This vegetarian Leek and Bean soup is light enough for an easy summer dish, but hearty enough to serve for a light lunch with a hearty hunk of bread. (Jump directly to the recipe.)
Lately I’ve found myself enjoying lighter meals and dishes. I’m not sure if it is age (I’m older than I look, thanks mom and dad for the good genes) or because of my environment (living in California, you start to appreciate more subtle flavors). But either way, my initial go-to in terms of flavor profiles tends to be BIG and BOLD. So, it’s rather fascinating how I’m slowly mellowing to embrace subtle and slight when it comes to food.
Take for instance a recent soup that I made for brunch. AJ and I had my mom over for brunch last month and she’s a little obsessed with soup. I don’t know if it’s an “older person” thing or if she has recently just discovered soup, but every place we go out to eat, she looks at the soup menu. I don’t make a lot of soup at home, but I knew if she was coming over, she’d want soup.
Most of my go-to soups border on “stoup”, that fine line between hearty soup and thin stew. But as I’ve been diving more and more into my cookbooks, the River Cottage Veg book has become one of my cookbooks that I’ve earmarked and turned to time and again. Though AJ and I are both avid meat eaters (him more than me) I find myself trying to incorporate more and more plant-based dishes into my rotation. And it was in that book, that I found a simple cannellini bean and leek soup.

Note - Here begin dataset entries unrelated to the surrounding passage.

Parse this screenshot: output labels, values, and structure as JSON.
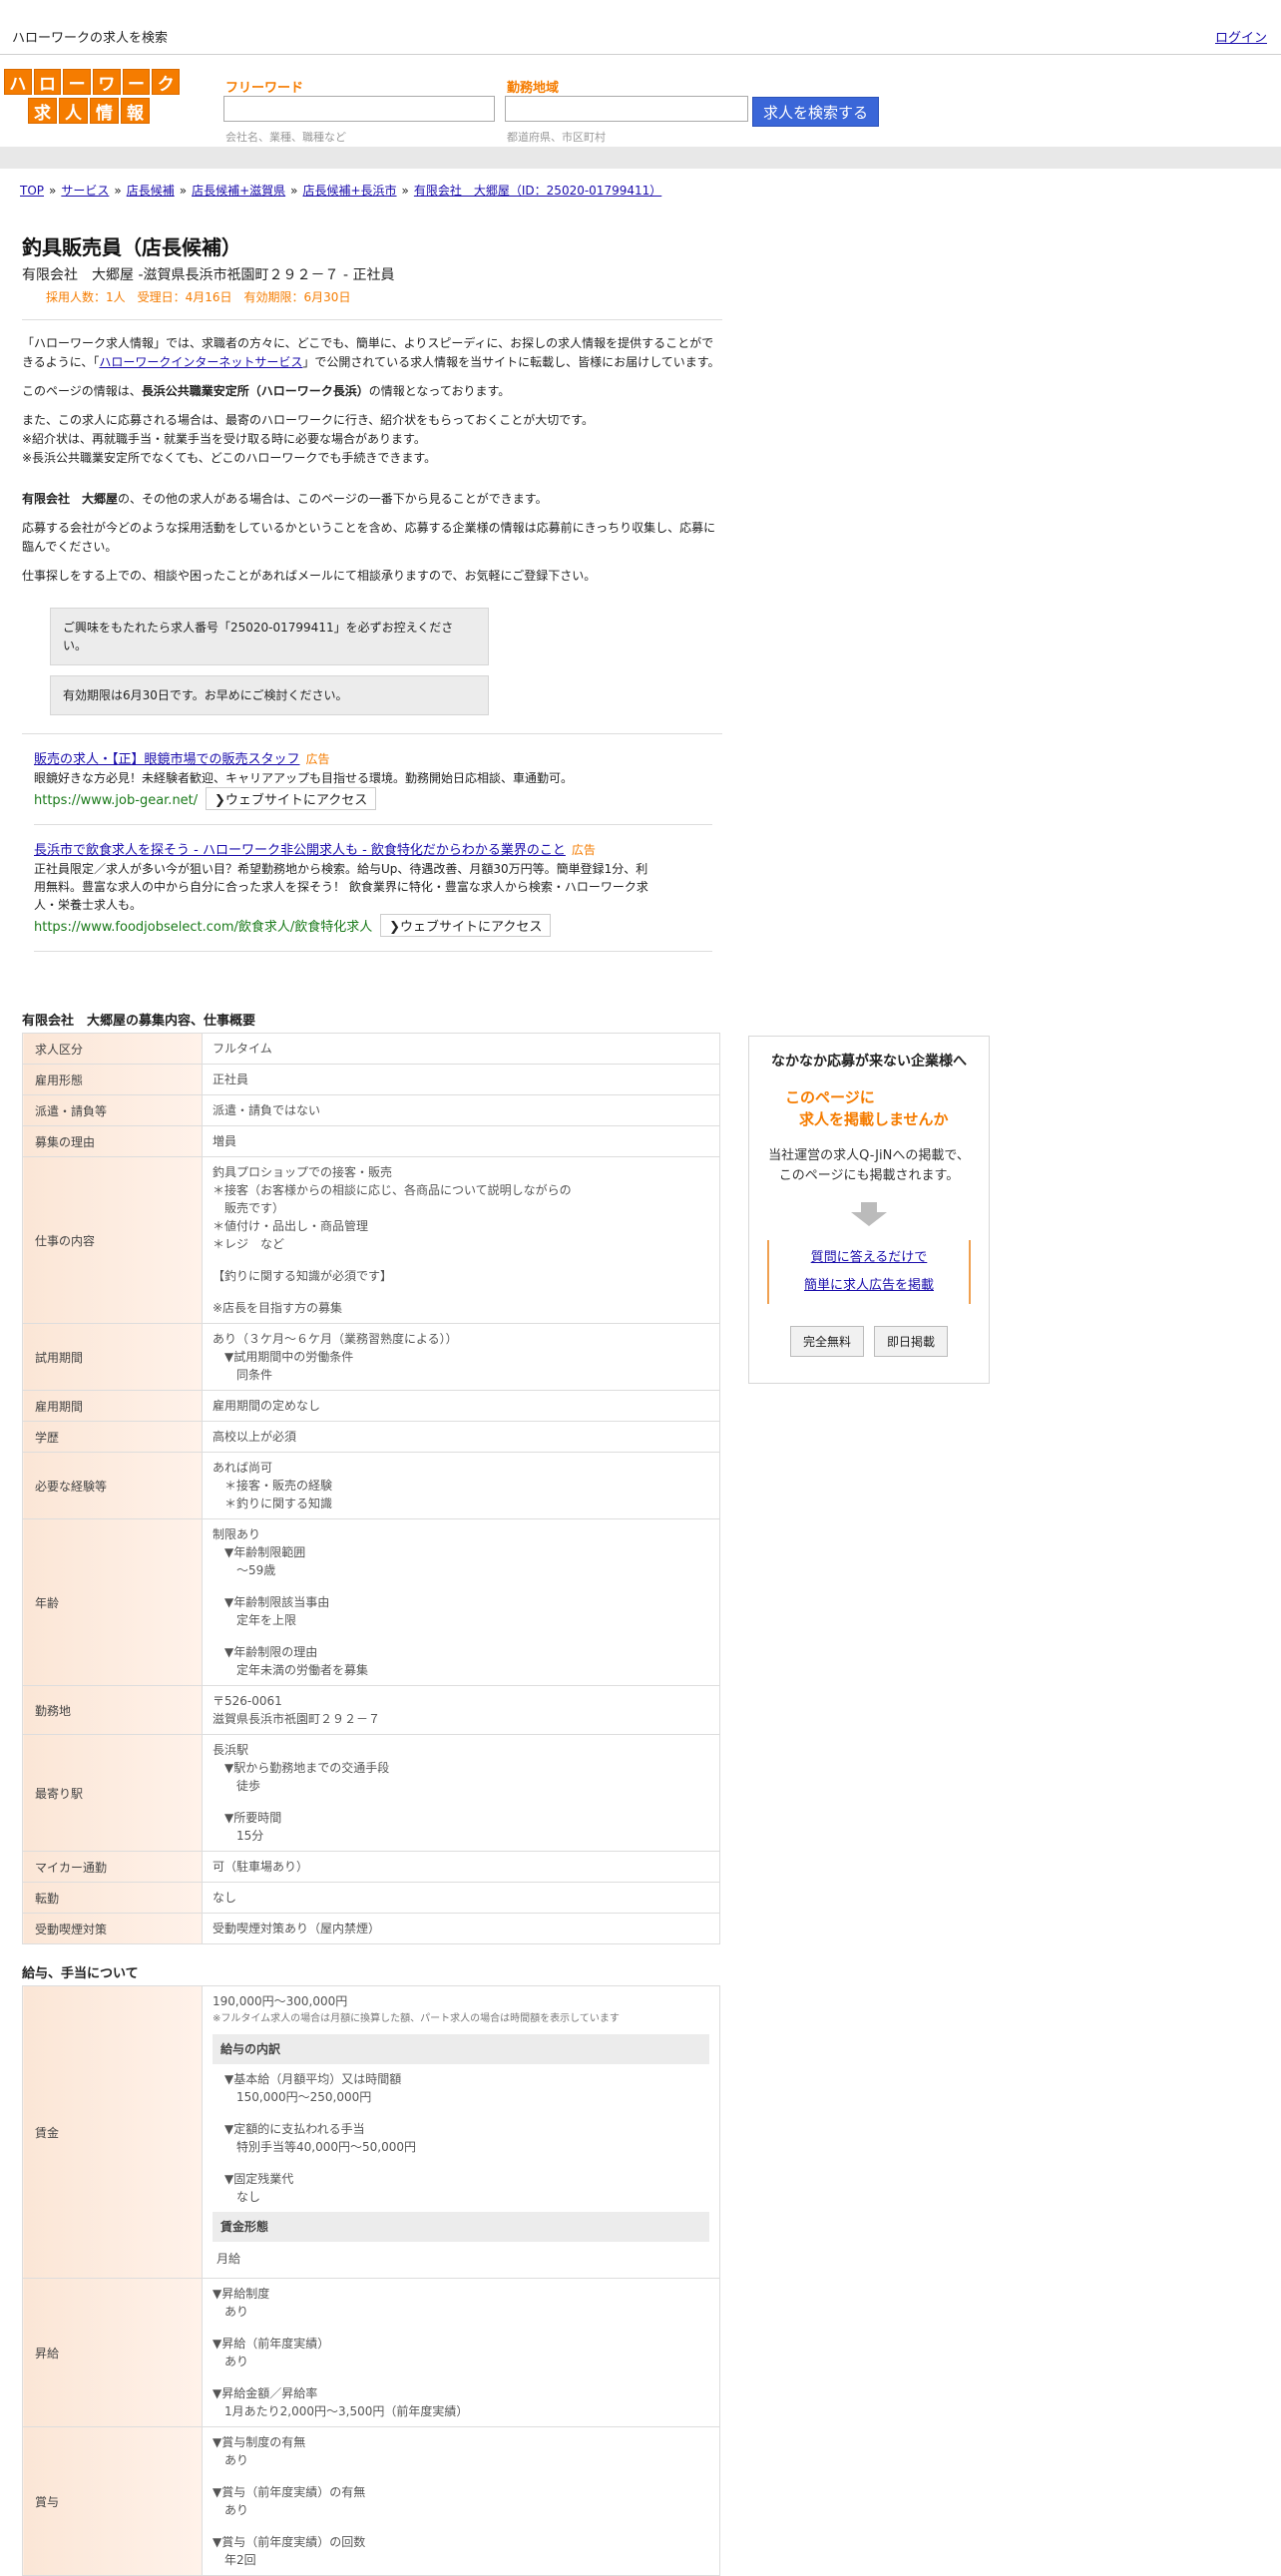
{
  "topbar": {
    "site_title": "ハローワークの求人を検索",
    "login": "ログイン"
  },
  "logo": {
    "row1": [
      "ハ",
      "ロ",
      "ー",
      "ワ",
      "ー",
      "ク"
    ],
    "row2": [
      "求",
      "人",
      "情",
      "報"
    ]
  },
  "search": {
    "freeword_label": "フリーワード",
    "freeword_hint": "会社名、業種、職種など",
    "area_label": "勤務地域",
    "area_hint": "都道府県、市区町村",
    "button": "求人を検索する"
  },
  "breadcrumb": [
    "TOP",
    "サービス",
    "店長候補",
    "店長候補+滋賀県",
    "店長候補+長浜市",
    "有限会社　大郷屋（ID：25020-01799411）"
  ],
  "job": {
    "title": "釣具販売員（店長候補）",
    "company_line": "有限会社　大郷屋 -滋賀県長浜市祇園町２９２－７ - 正社員",
    "sub_info": "採用人数：1人　受理日：4月16日　有効期限：6月30日"
  },
  "intro": {
    "p1_a": "「ハローワーク求人情報」では、求職者の方々に、どこでも、簡単に、よりスピーディに、お探しの求人情報を提供することができるように、「",
    "p1_link": "ハローワークインターネットサービス",
    "p1_b": "」で公開されている求人情報を当サイトに転載し、皆様にお届けしています。",
    "p2_a": "このページの情報は、",
    "p2_bold": "長浜公共職業安定所（ハローワーク長浜）",
    "p2_b": "の情報となっております。",
    "p3_l1": "また、この求人に応募される場合は、最寄のハローワークに行き、紹介状をもらっておくことが大切です。",
    "p3_l2": "※紹介状は、再就職手当・就業手当を受け取る時に必要な場合があります。",
    "p3_l3": "※長浜公共職業安定所でなくても、どこのハローワークでも手続きできます。",
    "p4_bold": "有限会社　大郷屋",
    "p4_b": "の、その他の求人がある場合は、このページの一番下から見ることができます。",
    "p5": "応募する会社が今どのような採用活動をしているかということを含め、応募する企業様の情報は応募前にきっちり収集し、応募に臨んでください。",
    "p6": "仕事探しをする上での、相談や困ったことがあればメールにて相談承りますので、お気軽にご登録下さい。",
    "notice1": "ご興味をもたれたら求人番号「25020-01799411」を必ずお控えください。",
    "notice2": "有効期限は6月30日です。お早めにご検討ください。"
  },
  "ads": [
    {
      "title": "販売の求人・【正】眼鏡市場での販売スタッフ",
      "tag": "広告",
      "desc": "眼鏡好きな方必見！未経験者歓迎、キャリアアップも目指せる環境。勤務開始日応相談、車通勤可。",
      "url": "https://www.job-gear.net/",
      "button": "ウェブサイトにアクセス"
    },
    {
      "title": "長浜市で飲食求人を探そう - ハローワーク非公開求人も - 飲食特化だからわかる業界のこと",
      "tag": "広告",
      "desc": "正社員限定／求人が多い今が狙い目？希望勤務地から検索。給与Up、待遇改善、月額30万円等。簡単登録1分、利用無料。豊富な求人の中から自分に合った求人を探そう！ 飲食業界に特化・豊富な求人から検索・ハローワーク求人・栄養士求人も。",
      "url": "https://www.foodjobselect.com/飲食求人/飲食特化求人",
      "button": "ウェブサイトにアクセス"
    }
  ],
  "recruit": {
    "title": "有限会社　大郷屋の募集内容、仕事概要",
    "rows": [
      {
        "label": "求人区分",
        "lines": [
          "フルタイム"
        ]
      },
      {
        "label": "雇用形態",
        "lines": [
          "正社員"
        ]
      },
      {
        "label": "派遣・請負等",
        "lines": [
          "派遣・請負ではない"
        ]
      },
      {
        "label": "募集の理由",
        "lines": [
          "増員"
        ]
      },
      {
        "label": "仕事の内容",
        "lines": [
          "釣具プロショップでの接客・販売",
          "＊接客（お客様からの相談に応じ、各商品について説明しながらの",
          "　販売です）",
          "＊値付け・品出し・商品管理",
          "＊レジ　など",
          "",
          "【釣りに関する知識が必須です】",
          "",
          "※店長を目指す方の募集"
        ]
      },
      {
        "label": "試用期間",
        "lines": [
          "あり（３ケ月～６ケ月（業務習熟度による））",
          "　▼試用期間中の労働条件",
          "　　同条件"
        ]
      },
      {
        "label": "雇用期間",
        "lines": [
          "雇用期間の定めなし"
        ]
      },
      {
        "label": "学歴",
        "lines": [
          "高校以上が必須"
        ]
      },
      {
        "label": "必要な経験等",
        "lines": [
          "あれば尚可",
          "　＊接客・販売の経験",
          "　＊釣りに関する知識"
        ]
      },
      {
        "label": "年齢",
        "lines": [
          "制限あり",
          "　▼年齢制限範囲",
          "　　～59歳",
          "",
          "　▼年齢制限該当事由",
          "　　定年を上限",
          "",
          "　▼年齢制限の理由",
          "　　定年未満の労働者を募集"
        ]
      },
      {
        "label": "勤務地",
        "lines": [
          "〒526-0061",
          "滋賀県長浜市祇園町２９２－７"
        ]
      },
      {
        "label": "最寄り駅",
        "lines": [
          "長浜駅",
          "　▼駅から勤務地までの交通手段",
          "　　徒歩",
          "",
          "　▼所要時間",
          "　　15分"
        ]
      },
      {
        "label": "マイカー通勤",
        "lines": [
          "可（駐車場あり）"
        ]
      },
      {
        "label": "転勤",
        "lines": [
          "なし"
        ]
      },
      {
        "label": "受動喫煙対策",
        "lines": [
          "受動喫煙対策あり（屋内禁煙）"
        ]
      }
    ]
  },
  "salary": {
    "title": "給与、手当について",
    "wage_label": "賃金",
    "wage_range": "190,000円〜300,000円",
    "wage_note": "※フルタイム求人の場合は月額に換算した額、パート求人の場合は時間額を表示しています",
    "breakdown_title": "給与の内訳",
    "breakdown_lines": [
      "　▼基本給（月額平均）又は時間額",
      "　　150,000円〜250,000円",
      "",
      "　▼定額的に支払われる手当",
      "　　特別手当等40,000円〜50,000円",
      "",
      "　▼固定残業代",
      "　　なし"
    ],
    "form_title": "賃金形態",
    "form_value": "月給",
    "raise_label": "昇給",
    "raise_lines": [
      "▼昇給制度",
      "　あり",
      "",
      "▼昇給（前年度実績）",
      "　あり",
      "",
      "▼昇給金額／昇給率",
      "　1月あたり2,000円〜3,500円（前年度実績）"
    ],
    "bonus_label": "賞与",
    "bonus_lines": [
      "▼賞与制度の有無",
      "　あり",
      "",
      "▼賞与（前年度実績）の有無",
      "　あり",
      "",
      "▼賞与（前年度実績）の回数",
      "　年2回"
    ]
  },
  "side": {
    "title": "なかなか応募が来ない企業様へ",
    "catch_l1": "このページに",
    "catch_l2": "求人を掲載しませんか",
    "desc_l1": "当社運営の求人Q-JiNへの掲載で、",
    "desc_l2": "このページにも掲載されます。",
    "link1": "質問に答えるだけで",
    "link2": "簡単に求人広告を掲載",
    "badge1": "完全無料",
    "badge2": "即日掲載"
  }
}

Most soups that I make are based with chicken stock. I make my own because homemade stock is always better, though I know most folks probably don’t have the luxury of making stock at home. But after making this soup with homemade vegetable stock, I was sold on the virtues of it. Sometime animal stock is a little too rich and a little too heavy (even white chicken stock) to allow for the vegetables to shine through. And this soup is the perfect example. Sure you can use chicken stock as a substitute if that’s all you have and the soup will be great. But if you have vegetable stock, or can make your own then try the soup that way. The leeks and aromatic herbs really shine through.

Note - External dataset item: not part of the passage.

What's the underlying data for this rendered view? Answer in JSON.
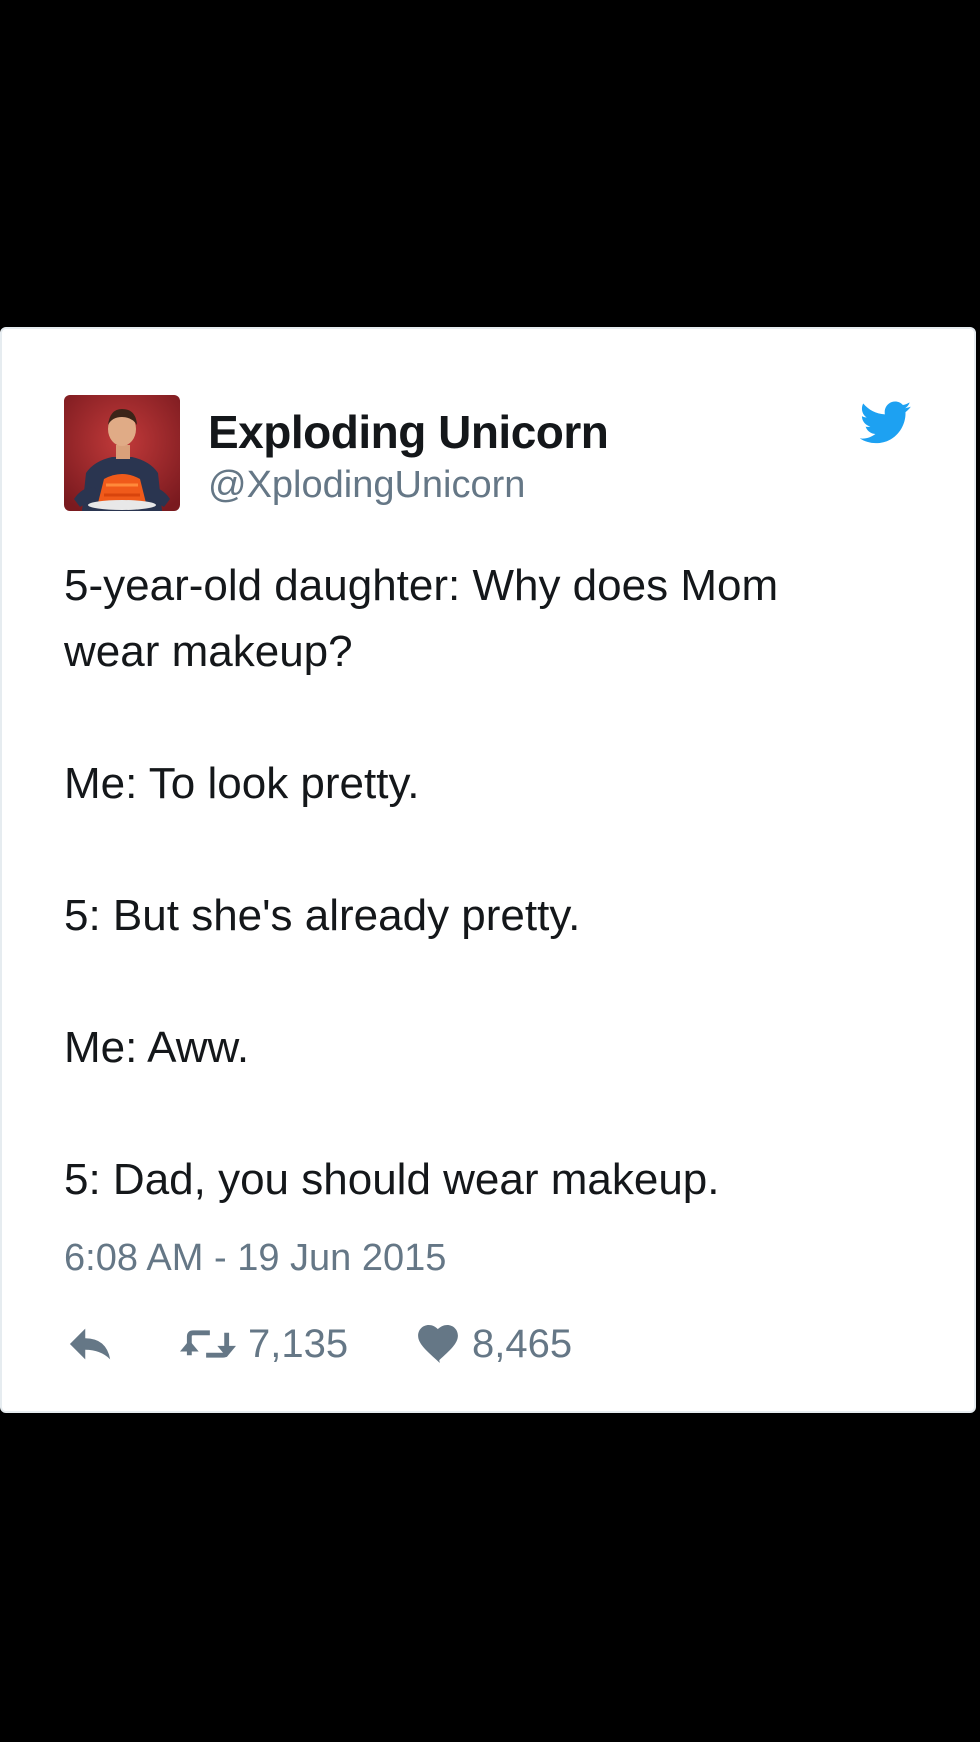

Leek and Bean Soup (vegetarian and vegan-friendly)
This leek and bean soup is delicately flavored but robust enough to serve as a light lunch with a hearty hunk of bread. You can substitute chicken stock if you aren't vegetarian but I do recommend a quality vegetable stock even if you eat meat. Vegetable stock allows the subtle flavors of the leek and fresh oregano to shine through. To make it vegan, just omit the butter and increase the olive oil by a tablespoons.
- 1 large leek or 2 small leeks
- 1/2 medium onion chopped
- 5 medium garlic cloves minced
- 1 tablespoon butter omit if making vegan
- 1 tablespoon olive oil increase to 2 tablespoons if making vegan
- 3 sprigs of fresh thyme
- 1 bay leaf fresh preferred
- 5 cups vegetables stock homemade preferred but quality store bought works
- 2 14- ounce cans drained cannellini or other white beans about 1 cup dry beans that are cooked
- 3 sprigs fresh oregano leaves removed from stem chopped
- 1/2 cup chopped parsley leaves
- Salt and pepper to taste
- Extra virgin olive oil
Clean the leek(s) by cutting the leek in half lengthwise, and washing it well, making sure to remove all grit and sand between leaves. Slice the white and light green part of the leek thinly. Dispose or save the dark green part of the leek for another use.
Place the butter (if using), olive oil, sliced leeks, onions, garlic, thyme, and bay leaf in a large stockpot or Dutch oven. Turn the heat to medium and cook, stirring frequently, until the leeks are soft and the onions are transparent, about 10 minutes.
Add the stock, beans, oregano and half the parsley. Bring to a boil, then reduce heat to a simmer. Taste the soup (carefully) and season with salt and pepper. Let simmer for 20 minutes. Taste and add more salt and pepper if necessary. Remove bay leaf and thyme branches (the thyme leaves will have fallen off). Stir in the remaining parsley.
Serve with a drizzle of olive oil on top.
Adapted from a recipe in River Cottage Veg by Hugh Fearnley-Whittingstall.